The "Ruby" styled French contract pistols are atypical of Echeverria pistols of this era. Though interesting in their own right, they are different enough that they are now discussed separately from the parallel Mannlicher derived pistols.
Please note that many early Bonifacio Echeverria pistols were not all even called Stars. The company began using the Izarra ('star' in spanish) trade name irregularly until about 1920, when pistols with the Star trade name and logo began to regularly appear.
During World War I, the fierce fighting resulted in the French army (La Grande Guerre) having shortfalls in all sorts of arms. As the available domestic factories were occupied with the production of rifles and machine guns — and some others were under German control — foreign suppliers were instead sought. Since Spain already had an established firearms manufacturing industry, and as right next door but not involved in the war, they were approached immediately.
The French Purchasing Commission selected firm of Gabilondo y Urresti-Eibar and their "Ruby" clone of the FN/Browning Model 1903 pistol in .32 ACP (7.65 mm) caliber. As the contract almost immediately escalated to 30,000 pieces a month, Gabilondo y Urresti subcontracted to a number of other Basque region manufacturers, including Bonifacio Echeverria.
A number of variations were produced, mostly involving minor profile changes. Additionally, a number of different barrel lengths were made. I am not sure if these were requested, or were simply individual subcontractors acting on whim.
The Ruby pistols vary from the Browning 1903 mostly in that the grip safety has been removed. They are simple, straight-blowback pistols, with an internal hammer, and manual safety lever just forward of the left grip panel. To fire, rotate up (clockwise) to the F, or Feu (Fire) position. Grip panels are almost invariably plain checkered wood. The magazine holds 9 shots in the original versions, but some contract variants hold 7 or 8 instead. Magazines are retained by a heel release, rotating about the same pin as the left-side lanyard ring.
Some pistols (including Izarra models I have seen) had a bump on the slide near the safety lever. This is a French mid-stream change to reduce the chance of the safety lever becoming un-applied while holstering.
These pistols were officially issued to Telephonists, Stretcher Bearers, Chauchat (Machine Gun) Gunners along with Loaders, and 37mm Mortar Crew. By 1918 they were also issued to Tank Crewmen.
It is also worth pointing out that there was very poor control of the subcontractors. Though the French authorities inspected all pistols issued, a great many of the same configuration have been sold commercially that were of low quality. Some of these pistols are downright dangerous to the shooter, even with such low-powered cartridges. Use caution when encountering an unknown Ruby style pistol even today; they can even go so far as to fire as soon as loaded. It is my opinion that this quality issue is what led to the reputation even today that Spanish pistols are of low quality.

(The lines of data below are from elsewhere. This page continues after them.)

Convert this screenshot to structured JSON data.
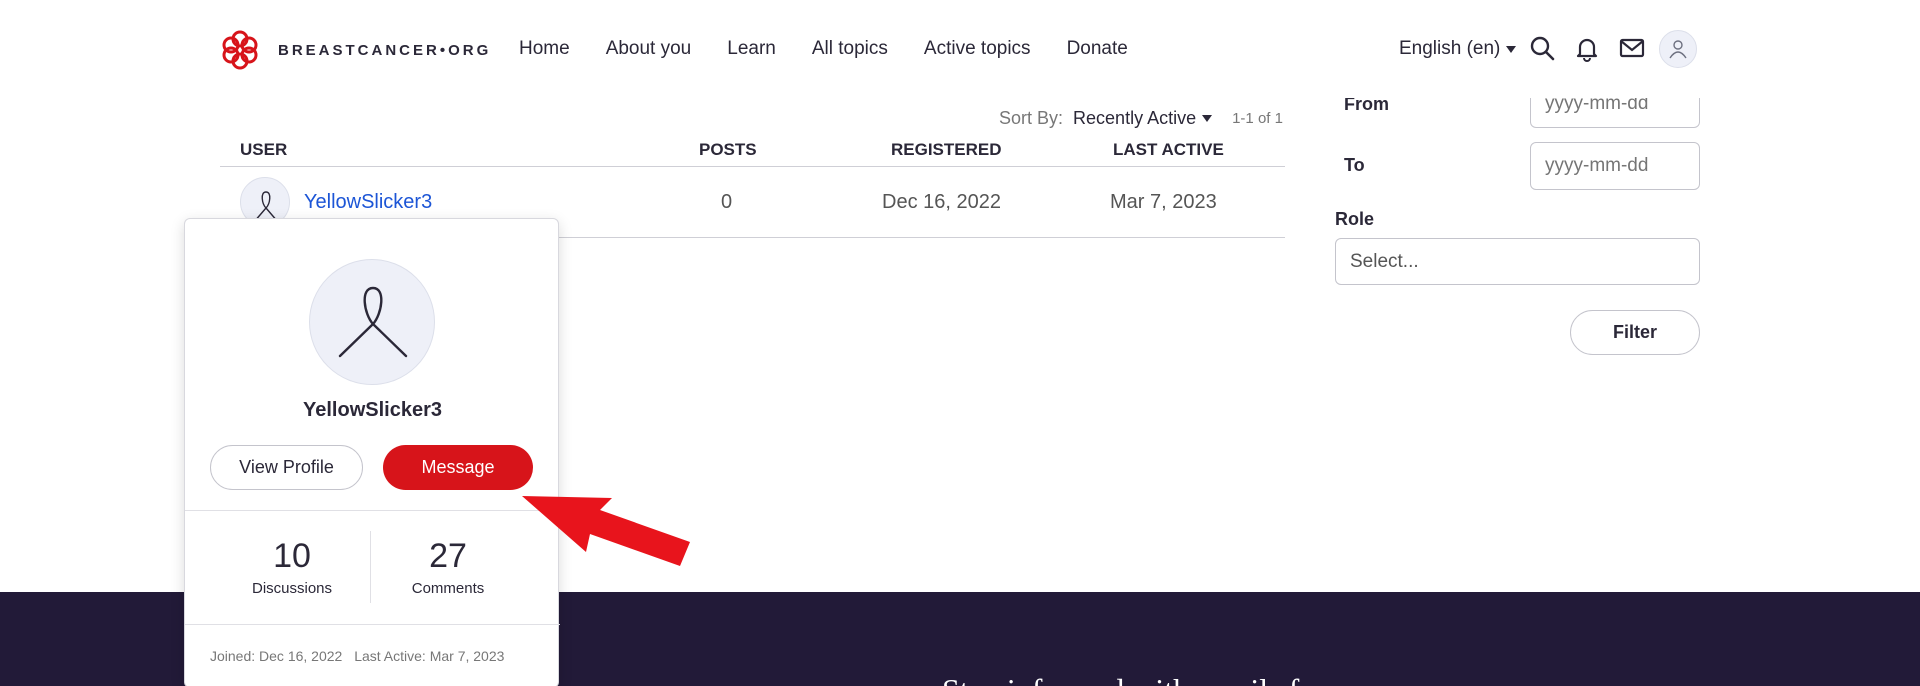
{
  "header": {
    "logo_text": "BREASTCANCER•ORG",
    "nav": [
      "Home",
      "About you",
      "Learn",
      "All topics",
      "Active topics",
      "Donate"
    ],
    "language": "English (en)",
    "icons": [
      "search-icon",
      "bell-icon",
      "mail-icon",
      "user-avatar-icon"
    ]
  },
  "sort": {
    "label": "Sort By:",
    "value": "Recently Active",
    "paging": "1-1 of 1"
  },
  "table": {
    "columns": [
      "USER",
      "POSTS",
      "REGISTERED",
      "LAST ACTIVE"
    ],
    "rows": [
      {
        "user": "YellowSlicker3",
        "posts": "0",
        "registered": "Dec 16, 2022",
        "last_active": "Mar 7, 2023"
      }
    ]
  },
  "filter": {
    "from_label": "From",
    "from_placeholder": "yyyy-mm-dd",
    "to_label": "To",
    "to_placeholder": "yyyy-mm-dd",
    "role_label": "Role",
    "role_value": "Select...",
    "button": "Filter"
  },
  "card": {
    "name": "YellowSlicker3",
    "view_profile": "View Profile",
    "message": "Message",
    "discussions_count": "10",
    "discussions_label": "Discussions",
    "comments_count": "27",
    "comments_label": "Comments",
    "joined": "Joined: Dec 16, 2022",
    "last_active": "Last Active: Mar 7, 2023"
  },
  "footer": {
    "text": "Stay informed with emails from"
  },
  "colors": {
    "brand_red": "#d7141a",
    "link_blue": "#1c55d6",
    "footer_bg": "#221a38",
    "arrow_red": "#e8141c"
  }
}
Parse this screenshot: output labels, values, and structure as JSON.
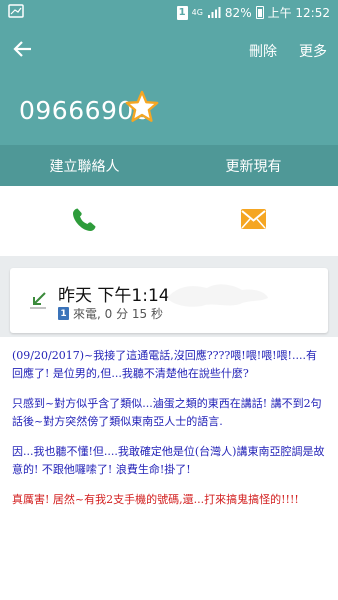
{
  "status_bar": {
    "sim": "1",
    "network": "4G",
    "battery_percent": "82%",
    "time": "上午 12:52",
    "battery_level": 0.82,
    "icons": [
      "notification-icon",
      "sim-icon",
      "signal-icon",
      "battery-icon"
    ]
  },
  "header": {
    "phone_number": "09666906",
    "delete_label": "刪除",
    "more_label": "更多",
    "icons": [
      "back-arrow-icon",
      "star-icon"
    ],
    "star_color": "#f5a623"
  },
  "actions": {
    "create_contact": "建立聯絡人",
    "update_existing": "更新現有"
  },
  "comm": {
    "call_icon": "phone-icon",
    "call_color": "#2e9c3b",
    "message_icon": "envelope-icon",
    "message_color": "#f5a623"
  },
  "call_log": {
    "time": "昨天 下午1:14",
    "sim": "1",
    "detail": "來電, 0 分 15 秒",
    "icon": "incoming-call-icon"
  },
  "note": {
    "paragraph1": "(09/20/2017)~我接了這通電話,沒回應????喂!喂!喂!喂!....有回應了! 是位男的,但...我聽不清楚他在說些什麼?",
    "paragraph2": "只感到~對方似乎含了類似...滷蛋之類的東西在講話! 講不到2句話後~對方突然傍了類似東南亞人士的語言.",
    "paragraph3": "因...我也聽不懂!但....我敢確定他是位(台灣人)講東南亞腔調是故意的! 不跟他囉嗦了! 浪費生命!掛了!",
    "paragraph4": "真厲害! 居然~有我2支手機的號碼,還...打來搞鬼搞怪的!!!!"
  },
  "colors": {
    "header_bg": "#5aa7a6",
    "action_bg": "#4f9897",
    "note_blue": "#2424b8",
    "note_red": "#d21e1e"
  }
}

I do not have manuals for every pistol shown on this site. However, in many cases there is a related manual. Partly to make the series relationships clearer, and partly to assist with speed and accuracy of updating, all manuals can be found in one place, the manuals page. All manuals available are provided as downloadable PDFs, or you may purchase a printed copy of the entire set of handgun manuals.
I have no manual for this pistol, and do not envision obtaining one soon, especially not in english. Therefore, the following is an abbreviated set of instructions for the disassembly of all of the Ruby and similar pistols. This, and much other information in this section, is courtesy of the 151e RIL re-enactors.
With so many companies subcontracted to make the Ruby clones, and others doing so without license, there is much confusion as to which is which. To further add to the confusion, most of these companies went out of business, many records were destroyed in the Civil War, and many other changed their name. A number of manufacturers sold their pistols entirely under trade names which did not include the company name.
The following is a list of the most common of many subcontractors to Gabilondo y Urresti for the French service pistols. The list includes manufacturers when known, additional trade names if any are known, and a letter code. The code will appear somewhere, but may only be clear on some obscure location. Do not use the magazine floorplate for identification, as these seem to have been commonly mixed (the floorplate identifier in the photo is accurate, and is shown as its a good photo). Most Izarra (Bonifacio Echeverria) pistols seem to have the I in a circle at the extreme rear of the left side of the frame.
Note that stars on the bottom of the grip denote acceptance by the French military authorities. They have nothing to do with Izarra or Star pistols per. se.
Though it can by no means be guaranteed, the poor quality clones referred to above should not have French acceptance marks or manufacturer codes. However, quality commercial variants also will not have the French acceptance marks. If unsure in any way as to the provenance of a pistol, use caution.
Regardless of the original quality of the pistol, these are very old guns, many of which saw service in at least one war. If you intend to shoot a pistol of this era, I urge you to take it to a competent gunsmith for inspection. He will usually be able to tell you if its a wall hanger or still a reliable shooter.